You may love having your study group into your room. But your roommate may not. Be mindful of how often you bring people over. If your roommate studies best in the quiet, and you study best in a group, can you alternate who hits the library and who gets the room?
This may seem like it has nothing to do with roommate relationships, but how would you feel if your roommate's laptop got stolen during the ten seconds it took you to run down the hall? Or vice versa? Locking your door and windows is a critical part of keeping safe on campus.
Don't go into your roommate relationship thinking that you are going to be best friends the whole time you're at school. It may happen, but expecting it sets both of you up for trouble. You should be friendly with your roommate but also make sure you have your own social circles. Even if you and your roommate don’t become best friends, being respectful will positively affect your room environment.
Realizing that other people come from different backgrounds and were raised differently will likely save you a lot of frustration in the long run. Understand that your roommate’s habits may not be exactly the same as your own, so try to find a way to meet in the middle if your differences are causing a conflict.
You should expect to learn, grow, and change during your time at school. And the same should happen to your roommate, if all goes well. As the semester progresses, realize things will change for both of you. Be comfortable addressing things that unexpectedly come up, setting new rules, and being flexible to your changing environment.
Personal space can become a huge issue in with roommates. Be mindful that you are sharing a space with another person and take their feelings into consideration. Transitioning to a less spacious living arrangement can be tough and having to share your space with another person can make it even tougher. Let the other person have a few hours in the room to themselves each week. Practice quiet time - even if you have similar taste in music, shows and movies, that doesn’t mean that they constantly want to hear whatever you’re watching or listening to.
Is your roommate always forgetting stuff for the shower and taking yours? Are your clothes being borrowed faster than you can wash them? Addressing things that bug you while they're still little can help your roommate be aware of something they may not otherwise know. And addressing little things is much easier than addressing them after they've become big.

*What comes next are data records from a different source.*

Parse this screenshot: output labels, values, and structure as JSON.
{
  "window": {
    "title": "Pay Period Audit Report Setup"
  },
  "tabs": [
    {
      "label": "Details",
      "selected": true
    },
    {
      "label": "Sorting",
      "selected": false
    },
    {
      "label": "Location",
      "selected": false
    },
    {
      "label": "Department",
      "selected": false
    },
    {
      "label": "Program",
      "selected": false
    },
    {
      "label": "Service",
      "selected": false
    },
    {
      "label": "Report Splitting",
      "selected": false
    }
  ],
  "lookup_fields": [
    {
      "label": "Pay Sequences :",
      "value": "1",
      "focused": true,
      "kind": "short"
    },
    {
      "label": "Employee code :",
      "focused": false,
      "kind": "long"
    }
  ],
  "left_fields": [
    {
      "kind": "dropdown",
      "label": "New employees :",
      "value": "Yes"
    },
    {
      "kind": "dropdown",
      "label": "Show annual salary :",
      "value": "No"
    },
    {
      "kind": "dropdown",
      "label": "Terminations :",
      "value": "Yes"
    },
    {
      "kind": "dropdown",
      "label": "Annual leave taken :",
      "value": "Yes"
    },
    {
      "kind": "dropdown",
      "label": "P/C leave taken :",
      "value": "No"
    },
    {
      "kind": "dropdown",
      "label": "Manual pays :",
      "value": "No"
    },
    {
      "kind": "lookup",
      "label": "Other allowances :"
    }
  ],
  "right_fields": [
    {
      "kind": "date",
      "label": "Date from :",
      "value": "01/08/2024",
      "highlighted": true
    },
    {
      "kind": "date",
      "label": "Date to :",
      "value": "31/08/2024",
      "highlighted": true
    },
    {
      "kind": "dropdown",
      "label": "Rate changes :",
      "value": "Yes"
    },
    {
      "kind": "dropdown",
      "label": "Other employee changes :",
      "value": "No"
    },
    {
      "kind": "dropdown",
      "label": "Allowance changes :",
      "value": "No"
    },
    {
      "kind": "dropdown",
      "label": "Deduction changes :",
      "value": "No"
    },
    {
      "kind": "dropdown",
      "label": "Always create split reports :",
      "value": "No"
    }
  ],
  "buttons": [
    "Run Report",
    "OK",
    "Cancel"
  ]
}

You may not have been totally honest with tip #2, or you may suddenly find yourself with a roommate who goes wild after being shy and quiet the first two months. Either way, if something gets to be a big problem quickly, deal with it as soon as you can.